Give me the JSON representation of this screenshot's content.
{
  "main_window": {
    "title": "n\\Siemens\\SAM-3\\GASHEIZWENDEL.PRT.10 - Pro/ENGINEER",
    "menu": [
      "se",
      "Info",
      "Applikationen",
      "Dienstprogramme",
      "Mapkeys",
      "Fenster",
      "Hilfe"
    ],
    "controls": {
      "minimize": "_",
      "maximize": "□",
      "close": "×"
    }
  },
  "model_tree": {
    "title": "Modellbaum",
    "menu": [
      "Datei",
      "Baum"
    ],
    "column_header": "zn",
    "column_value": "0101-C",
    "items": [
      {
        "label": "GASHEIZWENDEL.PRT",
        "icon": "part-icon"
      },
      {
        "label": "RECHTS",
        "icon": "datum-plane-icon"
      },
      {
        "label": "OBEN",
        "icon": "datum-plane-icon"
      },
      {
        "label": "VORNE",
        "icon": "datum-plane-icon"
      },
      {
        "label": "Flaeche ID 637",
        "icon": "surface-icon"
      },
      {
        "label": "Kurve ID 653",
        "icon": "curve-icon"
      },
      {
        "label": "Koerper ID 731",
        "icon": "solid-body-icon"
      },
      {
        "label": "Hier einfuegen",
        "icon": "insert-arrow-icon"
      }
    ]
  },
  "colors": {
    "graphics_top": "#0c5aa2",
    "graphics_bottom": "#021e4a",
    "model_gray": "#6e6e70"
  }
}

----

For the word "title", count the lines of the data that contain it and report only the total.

2